### The problem
Every record here should be printed again exactly.

++++ Information provided ++++

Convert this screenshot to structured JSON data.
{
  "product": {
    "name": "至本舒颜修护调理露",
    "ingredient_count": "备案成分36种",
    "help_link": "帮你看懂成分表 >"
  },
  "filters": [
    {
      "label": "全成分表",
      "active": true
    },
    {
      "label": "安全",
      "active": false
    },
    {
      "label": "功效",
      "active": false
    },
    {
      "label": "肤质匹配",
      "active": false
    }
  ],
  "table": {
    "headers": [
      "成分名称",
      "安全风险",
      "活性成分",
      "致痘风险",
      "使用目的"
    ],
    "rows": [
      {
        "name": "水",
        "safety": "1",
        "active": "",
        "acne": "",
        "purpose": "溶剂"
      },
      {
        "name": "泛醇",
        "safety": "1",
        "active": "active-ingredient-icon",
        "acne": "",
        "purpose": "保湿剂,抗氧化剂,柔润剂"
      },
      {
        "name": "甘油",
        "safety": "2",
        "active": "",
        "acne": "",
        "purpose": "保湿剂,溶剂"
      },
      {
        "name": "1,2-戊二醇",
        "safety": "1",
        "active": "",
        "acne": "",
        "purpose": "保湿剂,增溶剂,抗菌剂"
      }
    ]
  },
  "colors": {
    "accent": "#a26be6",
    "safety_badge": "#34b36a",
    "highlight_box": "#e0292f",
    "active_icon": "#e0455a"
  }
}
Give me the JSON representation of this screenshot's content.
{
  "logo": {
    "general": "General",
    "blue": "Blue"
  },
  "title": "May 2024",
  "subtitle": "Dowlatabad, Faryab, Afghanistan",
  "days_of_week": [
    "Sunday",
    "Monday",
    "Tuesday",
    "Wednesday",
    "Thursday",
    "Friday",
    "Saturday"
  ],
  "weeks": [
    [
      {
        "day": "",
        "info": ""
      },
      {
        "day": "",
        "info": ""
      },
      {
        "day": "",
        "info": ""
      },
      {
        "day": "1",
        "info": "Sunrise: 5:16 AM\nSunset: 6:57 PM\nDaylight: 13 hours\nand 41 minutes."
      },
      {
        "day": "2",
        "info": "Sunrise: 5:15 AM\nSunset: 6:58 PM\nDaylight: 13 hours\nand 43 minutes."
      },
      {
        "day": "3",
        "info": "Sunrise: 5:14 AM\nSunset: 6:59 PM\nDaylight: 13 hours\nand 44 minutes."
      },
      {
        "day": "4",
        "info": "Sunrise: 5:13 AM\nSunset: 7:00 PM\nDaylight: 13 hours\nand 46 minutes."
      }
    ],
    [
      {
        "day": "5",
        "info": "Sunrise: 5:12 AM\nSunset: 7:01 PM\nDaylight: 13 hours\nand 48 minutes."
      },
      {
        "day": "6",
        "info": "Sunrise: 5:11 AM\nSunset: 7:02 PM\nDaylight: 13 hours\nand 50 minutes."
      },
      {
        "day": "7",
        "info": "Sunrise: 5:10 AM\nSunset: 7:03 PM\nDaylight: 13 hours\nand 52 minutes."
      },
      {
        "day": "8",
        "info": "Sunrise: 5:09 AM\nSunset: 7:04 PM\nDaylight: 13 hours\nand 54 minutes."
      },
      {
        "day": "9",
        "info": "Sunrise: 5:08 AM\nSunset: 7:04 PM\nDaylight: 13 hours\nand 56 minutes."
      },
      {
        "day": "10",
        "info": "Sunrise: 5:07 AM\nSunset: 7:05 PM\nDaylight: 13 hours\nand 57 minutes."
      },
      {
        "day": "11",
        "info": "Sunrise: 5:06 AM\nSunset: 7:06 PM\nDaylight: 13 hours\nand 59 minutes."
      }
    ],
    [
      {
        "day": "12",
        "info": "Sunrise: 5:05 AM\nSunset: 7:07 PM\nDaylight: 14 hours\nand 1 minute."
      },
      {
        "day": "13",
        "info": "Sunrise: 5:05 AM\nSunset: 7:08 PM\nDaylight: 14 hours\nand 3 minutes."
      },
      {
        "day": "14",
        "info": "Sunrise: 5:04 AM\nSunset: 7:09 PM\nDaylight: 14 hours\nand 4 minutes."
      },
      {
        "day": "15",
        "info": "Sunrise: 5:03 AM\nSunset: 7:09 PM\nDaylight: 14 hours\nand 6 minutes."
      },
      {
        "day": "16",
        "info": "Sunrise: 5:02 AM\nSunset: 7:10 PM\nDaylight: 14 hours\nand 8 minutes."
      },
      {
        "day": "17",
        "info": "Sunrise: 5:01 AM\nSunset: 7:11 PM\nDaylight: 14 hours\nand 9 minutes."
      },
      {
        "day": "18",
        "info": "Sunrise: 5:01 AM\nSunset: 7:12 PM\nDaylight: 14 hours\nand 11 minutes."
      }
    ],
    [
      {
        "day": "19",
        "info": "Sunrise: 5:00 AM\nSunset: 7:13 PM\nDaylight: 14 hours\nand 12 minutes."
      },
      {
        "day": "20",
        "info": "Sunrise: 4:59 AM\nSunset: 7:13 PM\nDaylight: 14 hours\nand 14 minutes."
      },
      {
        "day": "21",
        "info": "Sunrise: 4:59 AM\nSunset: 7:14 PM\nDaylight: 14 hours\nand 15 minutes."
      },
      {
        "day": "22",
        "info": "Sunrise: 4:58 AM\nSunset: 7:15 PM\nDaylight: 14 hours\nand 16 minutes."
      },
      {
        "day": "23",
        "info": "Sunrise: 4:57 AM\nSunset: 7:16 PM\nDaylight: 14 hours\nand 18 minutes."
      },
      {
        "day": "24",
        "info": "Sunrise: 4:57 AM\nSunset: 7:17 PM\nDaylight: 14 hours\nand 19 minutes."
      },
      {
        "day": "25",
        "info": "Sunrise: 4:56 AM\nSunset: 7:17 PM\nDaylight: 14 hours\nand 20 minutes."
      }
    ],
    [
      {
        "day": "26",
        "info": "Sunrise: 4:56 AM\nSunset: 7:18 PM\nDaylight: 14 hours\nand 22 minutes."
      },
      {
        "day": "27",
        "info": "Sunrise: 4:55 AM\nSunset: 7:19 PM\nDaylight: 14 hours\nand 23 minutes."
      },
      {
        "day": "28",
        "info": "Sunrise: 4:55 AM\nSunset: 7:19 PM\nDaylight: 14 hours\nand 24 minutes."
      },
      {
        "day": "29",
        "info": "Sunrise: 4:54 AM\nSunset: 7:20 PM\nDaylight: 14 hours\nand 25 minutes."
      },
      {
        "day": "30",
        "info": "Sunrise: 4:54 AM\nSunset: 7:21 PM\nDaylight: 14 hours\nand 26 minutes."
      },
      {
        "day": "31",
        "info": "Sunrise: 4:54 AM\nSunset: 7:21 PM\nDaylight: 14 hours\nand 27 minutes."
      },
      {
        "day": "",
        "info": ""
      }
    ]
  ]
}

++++

### Output
Convert this screenshot to structured JSON data.
{
  "product": {
    "name": "至本舒颜修护调理露",
    "ingredient_count": "备案成分36种",
    "help_link": "帮你看懂成分表 >"
  },
  "filters": [
    {
      "label": "全成分表",
      "active": true
    },
    {
      "label": "安全",
      "active": false
    },
    {
      "label": "功效",
      "active": false
    },
    {
      "label": "肤质匹配",
      "active": false
    }
  ],
  "table": {
    "headers": [
      "成分名称",
      "安全风险",
      "活性成分",
      "致痘风险",
      "使用目的"
    ],
    "rows": [
      {
        "name": "水",
        "safety": "1",
        "active": "",
        "acne": "",
        "purpose": "溶剂"
      },
      {
        "name": "泛醇",
        "safety": "1",
        "active": "active-ingredient-icon",
        "acne": "",
        "purpose": "保湿剂,抗氧化剂,柔润剂"
      },
      {
        "name": "甘油",
        "safety": "2",
        "active": "",
        "acne": "",
        "purpose": "保湿剂,溶剂"
      },
      {
        "name": "1,2-戊二醇",
        "safety": "1",
        "active": "",
        "acne": "",
        "purpose": "保湿剂,增溶剂,抗菌剂"
      }
    ]
  },
  "colors": {
    "accent": "#a26be6",
    "safety_badge": "#34b36a",
    "highlight_box": "#e0292f",
    "active_icon": "#e0455a"
  }
}
Give me the JSON representation of this screenshot's content.
{
  "logo": {
    "general": "General",
    "blue": "Blue"
  },
  "title": "May 2024",
  "subtitle": "Dowlatabad, Faryab, Afghanistan",
  "days_of_week": [
    "Sunday",
    "Monday",
    "Tuesday",
    "Wednesday",
    "Thursday",
    "Friday",
    "Saturday"
  ],
  "weeks": [
    [
      {
        "day": "",
        "info": ""
      },
      {
        "day": "",
        "info": ""
      },
      {
        "day": "",
        "info": ""
      },
      {
        "day": "1",
        "info": "Sunrise: 5:16 AM\nSunset: 6:57 PM\nDaylight: 13 hours\nand 41 minutes."
      },
      {
        "day": "2",
        "info": "Sunrise: 5:15 AM\nSunset: 6:58 PM\nDaylight: 13 hours\nand 43 minutes."
      },
      {
        "day": "3",
        "info": "Sunrise: 5:14 AM\nSunset: 6:59 PM\nDaylight: 13 hours\nand 44 minutes."
      },
      {
        "day": "4",
        "info": "Sunrise: 5:13 AM\nSunset: 7:00 PM\nDaylight: 13 hours\nand 46 minutes."
      }
    ],
    [
      {
        "day": "5",
        "info": "Sunrise: 5:12 AM\nSunset: 7:01 PM\nDaylight: 13 hours\nand 48 minutes."
      },
      {
        "day": "6",
        "info": "Sunrise: 5:11 AM\nSunset: 7:02 PM\nDaylight: 13 hours\nand 50 minutes."
      },
      {
        "day": "7",
        "info": "Sunrise: 5:10 AM\nSunset: 7:03 PM\nDaylight: 13 hours\nand 52 minutes."
      },
      {
        "day": "8",
        "info": "Sunrise: 5:09 AM\nSunset: 7:04 PM\nDaylight: 13 hours\nand 54 minutes."
      },
      {
        "day": "9",
        "info": "Sunrise: 5:08 AM\nSunset: 7:04 PM\nDaylight: 13 hours\nand 56 minutes."
      },
      {
        "day": "10",
        "info": "Sunrise: 5:07 AM\nSunset: 7:05 PM\nDaylight: 13 hours\nand 57 minutes."
      },
      {
        "day": "11",
        "info": "Sunrise: 5:06 AM\nSunset: 7:06 PM\nDaylight: 13 hours\nand 59 minutes."
      }
    ],
    [
      {
        "day": "12",
        "info": "Sunrise: 5:05 AM\nSunset: 7:07 PM\nDaylight: 14 hours\nand 1 minute."
      },
      {
        "day": "13",
        "info": "Sunrise: 5:05 AM\nSunset: 7:08 PM\nDaylight: 14 hours\nand 3 minutes."
      },
      {
        "day": "14",
        "info": "Sunrise: 5:04 AM\nSunset: 7:09 PM\nDaylight: 14 hours\nand 4 minutes."
      },
      {
        "day": "15",
        "info": "Sunrise: 5:03 AM\nSunset: 7:09 PM\nDaylight: 14 hours\nand 6 minutes."
      },
      {
        "day": "16",
        "info": "Sunrise: 5:02 AM\nSunset: 7:10 PM\nDaylight: 14 hours\nand 8 minutes."
      },
      {
        "day": "17",
        "info": "Sunrise: 5:01 AM\nSunset: 7:11 PM\nDaylight: 14 hours\nand 9 minutes."
      },
      {
        "day": "18",
        "info": "Sunrise: 5:01 AM\nSunset: 7:12 PM\nDaylight: 14 hours\nand 11 minutes."
      }
    ],
    [
      {
        "day": "19",
        "info": "Sunrise: 5:00 AM\nSunset: 7:13 PM\nDaylight: 14 hours\nand 12 minutes."
      },
      {
        "day": "20",
        "info": "Sunrise: 4:59 AM\nSunset: 7:13 PM\nDaylight: 14 hours\nand 14 minutes."
      },
      {
        "day": "21",
        "info": "Sunrise: 4:59 AM\nSunset: 7:14 PM\nDaylight: 14 hours\nand 15 minutes."
      },
      {
        "day": "22",
        "info": "Sunrise: 4:58 AM\nSunset: 7:15 PM\nDaylight: 14 hours\nand 16 minutes."
      },
      {
        "day": "23",
        "info": "Sunrise: 4:57 AM\nSunset: 7:16 PM\nDaylight: 14 hours\nand 18 minutes."
      },
      {
        "day": "24",
        "info": "Sunrise: 4:57 AM\nSunset: 7:17 PM\nDaylight: 14 hours\nand 19 minutes."
      },
      {
        "day": "25",
        "info": "Sunrise: 4:56 AM\nSunset: 7:17 PM\nDaylight: 14 hours\nand 20 minutes."
      }
    ],
    [
      {
        "day": "26",
        "info": "Sunrise: 4:56 AM\nSunset: 7:18 PM\nDaylight: 14 hours\nand 22 minutes."
      },
      {
        "day": "27",
        "info": "Sunrise: 4:55 AM\nSunset: 7:19 PM\nDaylight: 14 hours\nand 23 minutes."
      },
      {
        "day": "28",
        "info": "Sunrise: 4:55 AM\nSunset: 7:19 PM\nDaylight: 14 hours\nand 24 minutes."
      },
      {
        "day": "29",
        "info": "Sunrise: 4:54 AM\nSunset: 7:20 PM\nDaylight: 14 hours\nand 25 minutes."
      },
      {
        "day": "30",
        "info": "Sunrise: 4:54 AM\nSunset: 7:21 PM\nDaylight: 14 hours\nand 26 minutes."
      },
      {
        "day": "31",
        "info": "Sunrise: 4:54 AM\nSunset: 7:21 PM\nDaylight: 14 hours\nand 27 minutes."
      },
      {
        "day": "",
        "info": ""
      }
    ]
  ]
}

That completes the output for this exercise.